■ **TRY IT**:
For this exercise, write out the full listing that follows exactly and skip its pictures.

====================

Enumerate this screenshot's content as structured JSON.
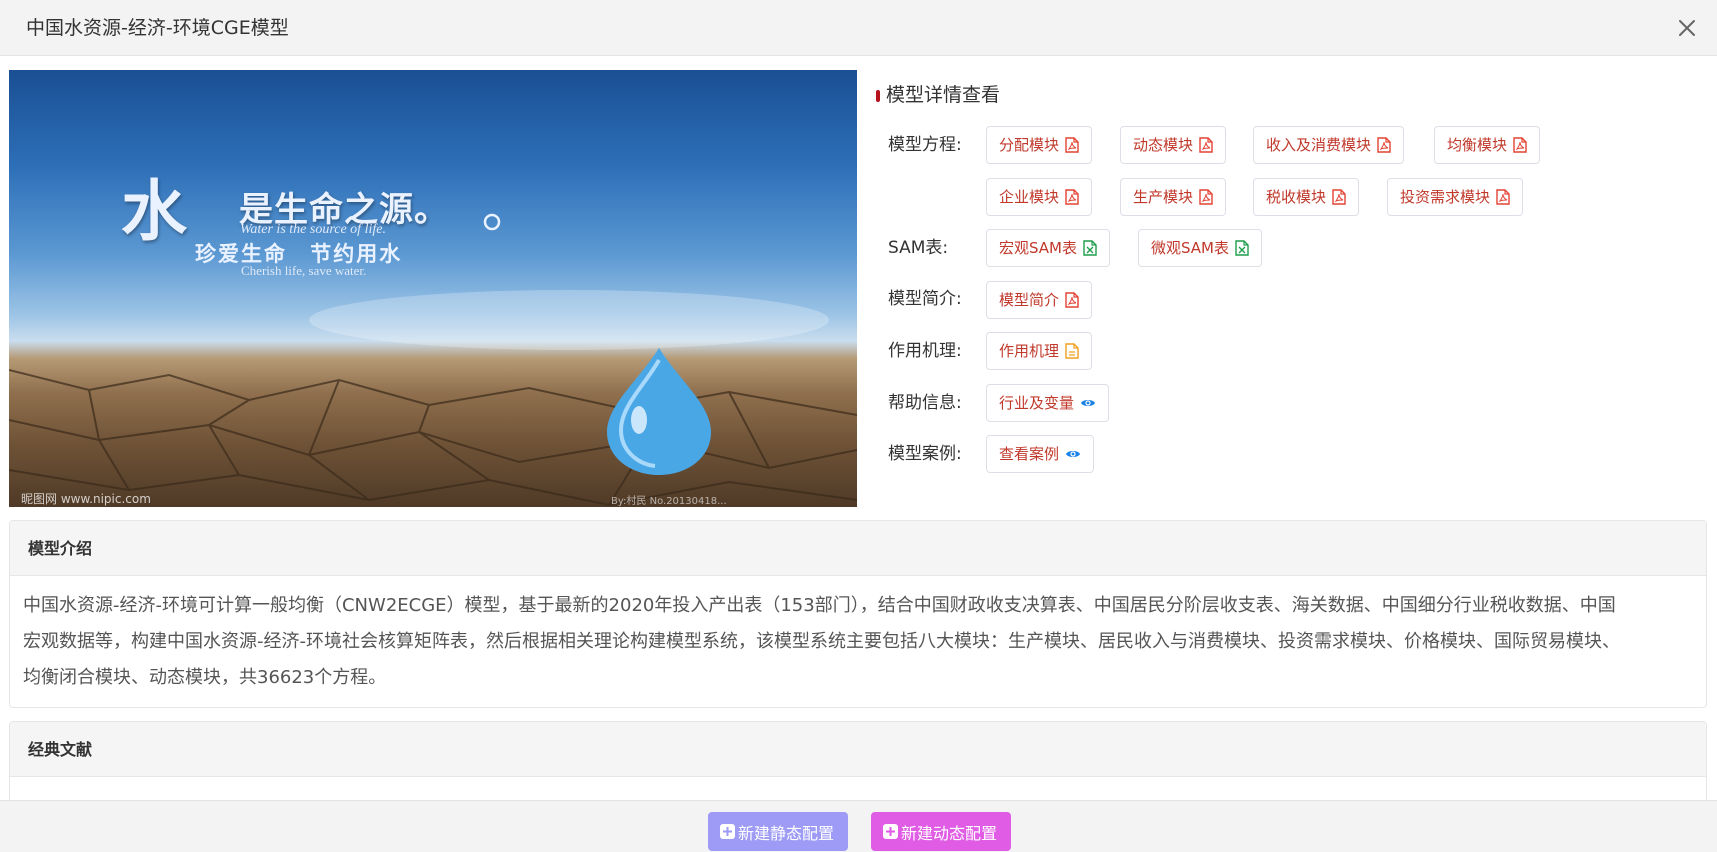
{
  "header": {
    "title": "中国水资源-经济-环境CGE模型"
  },
  "banner": {
    "big_char": "水",
    "headline": "是生命之源。",
    "english_line1": "Water is the source of life.",
    "headline2": "珍爱生命 节约用水",
    "english_line2": "Cherish life, save water.",
    "watermark_left": "昵图网 www.nipic.com",
    "watermark_right": "By:村民 No.20130418..."
  },
  "details": {
    "title": "模型详情查看",
    "rows": [
      {
        "label": "模型方程:",
        "buttons": [
          "分配模块",
          "动态模块",
          "收入及消费模块",
          "均衡模块",
          "企业模块",
          "生产模块",
          "税收模块",
          "投资需求模块"
        ]
      },
      {
        "label": "SAM表:",
        "buttons": [
          "宏观SAM表",
          "微观SAM表"
        ]
      },
      {
        "label": "模型简介:",
        "buttons": [
          "模型简介"
        ]
      },
      {
        "label": "作用机理:",
        "buttons": [
          "作用机理"
        ]
      },
      {
        "label": "帮助信息:",
        "buttons": [
          "行业及变量"
        ]
      },
      {
        "label": "模型案例:",
        "buttons": [
          "查看案例"
        ]
      }
    ]
  },
  "intro": {
    "title": "模型介绍",
    "lines": [
      "中国水资源-经济-环境可计算一般均衡（CNW2ECGE）模型，基于最新的2020年投入产出表（153部门），结合中国财政收支决算表、中国居民分阶层收支表、海关数据、中国细分行业税收数据、中国",
      "宏观数据等，构建中国水资源-经济-环境社会核算矩阵表，然后根据相关理论构建模型系统，该模型系统主要包括八大模块：生产模块、居民收入与消费模块、投资需求模块、价格模块、国际贸易模块、",
      "均衡闭合模块、动态模块，共36623个方程。"
    ]
  },
  "literature": {
    "title": "经典文献"
  },
  "footer": {
    "static_btn": "新建静态配置",
    "dynamic_btn": "新建动态配置"
  },
  "colors": {
    "accent_red": "#b5121b",
    "pdf_red": "#e34234",
    "excel_green": "#1e9e4a",
    "doc_orange": "#f0a020",
    "eye_blue": "#1b82e8",
    "static_purple": "#9d9bf5",
    "dynamic_pink": "#e05ce5"
  }
}
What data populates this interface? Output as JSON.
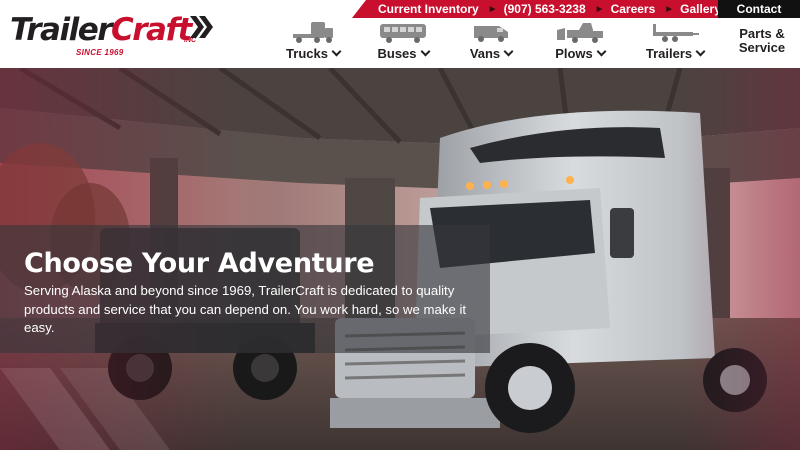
{
  "brand": {
    "logo_part1": "Trailer",
    "logo_part2": "Craft",
    "since": "SINCE 1969",
    "inc": "INC"
  },
  "topbar": {
    "items": [
      "Current Inventory",
      "(907) 563-3238",
      "Careers",
      "Gallery"
    ],
    "contact": "Contact"
  },
  "nav": {
    "items": [
      {
        "label": "Trucks",
        "icon": "truck-icon"
      },
      {
        "label": "Buses",
        "icon": "bus-icon"
      },
      {
        "label": "Vans",
        "icon": "van-icon"
      },
      {
        "label": "Plows",
        "icon": "plow-icon"
      },
      {
        "label": "Trailers",
        "icon": "trailer-icon"
      }
    ],
    "parts_line1": "Parts &",
    "parts_line2": "Service"
  },
  "hero": {
    "headline": "Choose Your Adventure",
    "body": "Serving Alaska and beyond since 1969, TrailerCraft is dedicated to quality products and service that you can depend on. You work hard, so we make it easy."
  },
  "colors": {
    "brand_red": "#c8102e",
    "dark": "#231f20"
  }
}
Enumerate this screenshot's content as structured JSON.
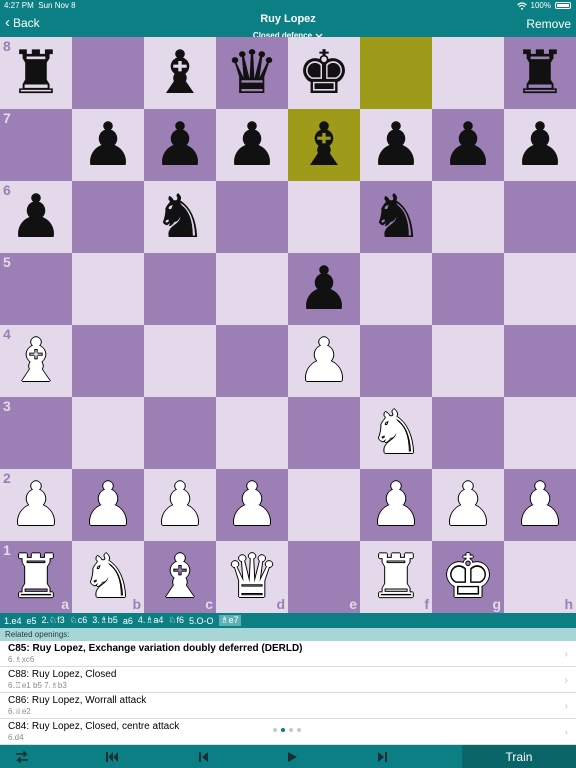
{
  "status": {
    "time": "4:27 PM",
    "date": "Sun Nov 8",
    "wifi_icon": "wifi-icon",
    "battery": "100%"
  },
  "navbar": {
    "back_label": "Back",
    "title": "Ruy Lopez",
    "subtitle": "Closed defence",
    "remove_label": "Remove"
  },
  "board": {
    "orientation": "white-bottom",
    "light_color": "#e3d9ea",
    "dark_color": "#9b7fb5",
    "highlight_color": "#9f9b1a",
    "highlighted_squares": [
      "f8",
      "e7"
    ],
    "rank_labels": [
      "8",
      "7",
      "6",
      "5",
      "4",
      "3",
      "2",
      "1"
    ],
    "file_labels": [
      "a",
      "b",
      "c",
      "d",
      "e",
      "f",
      "g",
      "h"
    ],
    "rows": [
      [
        "bR",
        "",
        "bB",
        "bQ",
        "bK",
        "",
        "",
        "bR"
      ],
      [
        "",
        "bP",
        "bP",
        "bP",
        "bB",
        "bP",
        "bP",
        "bP"
      ],
      [
        "bP",
        "",
        "bN",
        "",
        "",
        "bN",
        "",
        ""
      ],
      [
        "",
        "",
        "",
        "",
        "bP",
        "",
        "",
        ""
      ],
      [
        "wB",
        "",
        "",
        "",
        "wP",
        "",
        "",
        ""
      ],
      [
        "",
        "",
        "",
        "",
        "",
        "wN",
        "",
        ""
      ],
      [
        "wP",
        "wP",
        "wP",
        "wP",
        "",
        "wP",
        "wP",
        "wP"
      ],
      [
        "wR",
        "wN",
        "wB",
        "wQ",
        "",
        "wR",
        "wK",
        ""
      ]
    ]
  },
  "move_list": [
    "1.e4",
    "e5",
    "2.♘f3",
    "♘c6",
    "3.♗b5",
    "a6",
    "4.♗a4",
    "♘f6",
    "5.O-O",
    "♗e7"
  ],
  "current_move_index": 9,
  "related": {
    "header": "Related openings:",
    "items": [
      {
        "name": "C85: Ruy Lopez, Exchange variation doubly deferred (DERLD)",
        "moves": "6.♗xc6",
        "bold": true
      },
      {
        "name": "C88: Ruy Lopez, Closed",
        "moves": "6.♖e1 b5 7.♗b3",
        "bold": false
      },
      {
        "name": "C86: Ruy Lopez, Worrall attack",
        "moves": "6.♕e2",
        "bold": false
      },
      {
        "name": "C84: Ruy Lopez, Closed, centre attack",
        "moves": "6.d4",
        "bold": false
      }
    ],
    "page_count": 4,
    "page_index": 1
  },
  "toolbar": {
    "flip_icon": "flip-board-icon",
    "first_icon": "first-move-icon",
    "prev_icon": "previous-move-icon",
    "play_icon": "play-icon",
    "last_icon": "last-move-icon",
    "train_label": "Train"
  }
}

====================

■ **ANSWER SPACE**:
Enumerate this screenshot's content as structured JSON.
{
  "header": {
    "title": "中国水资源-经济-环境CGE模型"
  },
  "banner": {
    "big_char": "水",
    "headline": "是生命之源。",
    "english_line1": "Water is the source of life.",
    "headline2": "珍爱生命 节约用水",
    "english_line2": "Cherish life, save water.",
    "watermark_left": "昵图网 www.nipic.com",
    "watermark_right": "By:村民 No.20130418..."
  },
  "details": {
    "title": "模型详情查看",
    "rows": [
      {
        "label": "模型方程:",
        "buttons": [
          "分配模块",
          "动态模块",
          "收入及消费模块",
          "均衡模块",
          "企业模块",
          "生产模块",
          "税收模块",
          "投资需求模块"
        ]
      },
      {
        "label": "SAM表:",
        "buttons": [
          "宏观SAM表",
          "微观SAM表"
        ]
      },
      {
        "label": "模型简介:",
        "buttons": [
          "模型简介"
        ]
      },
      {
        "label": "作用机理:",
        "buttons": [
          "作用机理"
        ]
      },
      {
        "label": "帮助信息:",
        "buttons": [
          "行业及变量"
        ]
      },
      {
        "label": "模型案例:",
        "buttons": [
          "查看案例"
        ]
      }
    ]
  },
  "intro": {
    "title": "模型介绍",
    "lines": [
      "中国水资源-经济-环境可计算一般均衡（CNW2ECGE）模型，基于最新的2020年投入产出表（153部门），结合中国财政收支决算表、中国居民分阶层收支表、海关数据、中国细分行业税收数据、中国",
      "宏观数据等，构建中国水资源-经济-环境社会核算矩阵表，然后根据相关理论构建模型系统，该模型系统主要包括八大模块：生产模块、居民收入与消费模块、投资需求模块、价格模块、国际贸易模块、",
      "均衡闭合模块、动态模块，共36623个方程。"
    ]
  },
  "literature": {
    "title": "经典文献"
  },
  "footer": {
    "static_btn": "新建静态配置",
    "dynamic_btn": "新建动态配置"
  },
  "colors": {
    "accent_red": "#b5121b",
    "pdf_red": "#e34234",
    "excel_green": "#1e9e4a",
    "doc_orange": "#f0a020",
    "eye_blue": "#1b82e8",
    "static_purple": "#9d9bf5",
    "dynamic_pink": "#e05ce5"
  }
}
What data populates this interface? Output as JSON.
{
  "brand": {
    "logo_part1": "Trailer",
    "logo_part2": "Craft",
    "since": "SINCE 1969",
    "inc": "INC"
  },
  "topbar": {
    "items": [
      "Current Inventory",
      "(907) 563-3238",
      "Careers",
      "Gallery"
    ],
    "contact": "Contact"
  },
  "nav": {
    "items": [
      {
        "label": "Trucks",
        "icon": "truck-icon"
      },
      {
        "label": "Buses",
        "icon": "bus-icon"
      },
      {
        "label": "Vans",
        "icon": "van-icon"
      },
      {
        "label": "Plows",
        "icon": "plow-icon"
      },
      {
        "label": "Trailers",
        "icon": "trailer-icon"
      }
    ],
    "parts_line1": "Parts &",
    "parts_line2": "Service"
  },
  "hero": {
    "headline": "Choose Your Adventure",
    "body": "Serving Alaska and beyond since 1969, TrailerCraft is dedicated to quality products and service that you can depend on. You work hard, so we make it easy."
  },
  "colors": {
    "brand_red": "#c8102e",
    "dark": "#231f20"
  }
}
Enumerate this screenshot's content as structured JSON.
{
  "status": {
    "time": "4:27 PM",
    "date": "Sun Nov 8",
    "wifi_icon": "wifi-icon",
    "battery": "100%"
  },
  "navbar": {
    "back_label": "Back",
    "title": "Ruy Lopez",
    "subtitle": "Closed defence",
    "remove_label": "Remove"
  },
  "board": {
    "orientation": "white-bottom",
    "light_color": "#e3d9ea",
    "dark_color": "#9b7fb5",
    "highlight_color": "#9f9b1a",
    "highlighted_squares": [
      "f8",
      "e7"
    ],
    "rank_labels": [
      "8",
      "7",
      "6",
      "5",
      "4",
      "3",
      "2",
      "1"
    ],
    "file_labels": [
      "a",
      "b",
      "c",
      "d",
      "e",
      "f",
      "g",
      "h"
    ],
    "rows": [
      [
        "bR",
        "",
        "bB",
        "bQ",
        "bK",
        "",
        "",
        "bR"
      ],
      [
        "",
        "bP",
        "bP",
        "bP",
        "bB",
        "bP",
        "bP",
        "bP"
      ],
      [
        "bP",
        "",
        "bN",
        "",
        "",
        "bN",
        "",
        ""
      ],
      [
        "",
        "",
        "",
        "",
        "bP",
        "",
        "",
        ""
      ],
      [
        "wB",
        "",
        "",
        "",
        "wP",
        "",
        "",
        ""
      ],
      [
        "",
        "",
        "",
        "",
        "",
        "wN",
        "",
        ""
      ],
      [
        "wP",
        "wP",
        "wP",
        "wP",
        "",
        "wP",
        "wP",
        "wP"
      ],
      [
        "wR",
        "wN",
        "wB",
        "wQ",
        "",
        "wR",
        "wK",
        ""
      ]
    ]
  },
  "move_list": [
    "1.e4",
    "e5",
    "2.♘f3",
    "♘c6",
    "3.♗b5",
    "a6",
    "4.♗a4",
    "♘f6",
    "5.O-O",
    "♗e7"
  ],
  "current_move_index": 9,
  "related": {
    "header": "Related openings:",
    "items": [
      {
        "name": "C85: Ruy Lopez, Exchange variation doubly deferred (DERLD)",
        "moves": "6.♗xc6",
        "bold": true
      },
      {
        "name": "C88: Ruy Lopez, Closed",
        "moves": "6.♖e1 b5 7.♗b3",
        "bold": false
      },
      {
        "name": "C86: Ruy Lopez, Worrall attack",
        "moves": "6.♕e2",
        "bold": false
      },
      {
        "name": "C84: Ruy Lopez, Closed, centre attack",
        "moves": "6.d4",
        "bold": false
      }
    ],
    "page_count": 4,
    "page_index": 1
  },
  "toolbar": {
    "flip_icon": "flip-board-icon",
    "first_icon": "first-move-icon",
    "prev_icon": "previous-move-icon",
    "play_icon": "play-icon",
    "last_icon": "last-move-icon",
    "train_label": "Train"
  }
}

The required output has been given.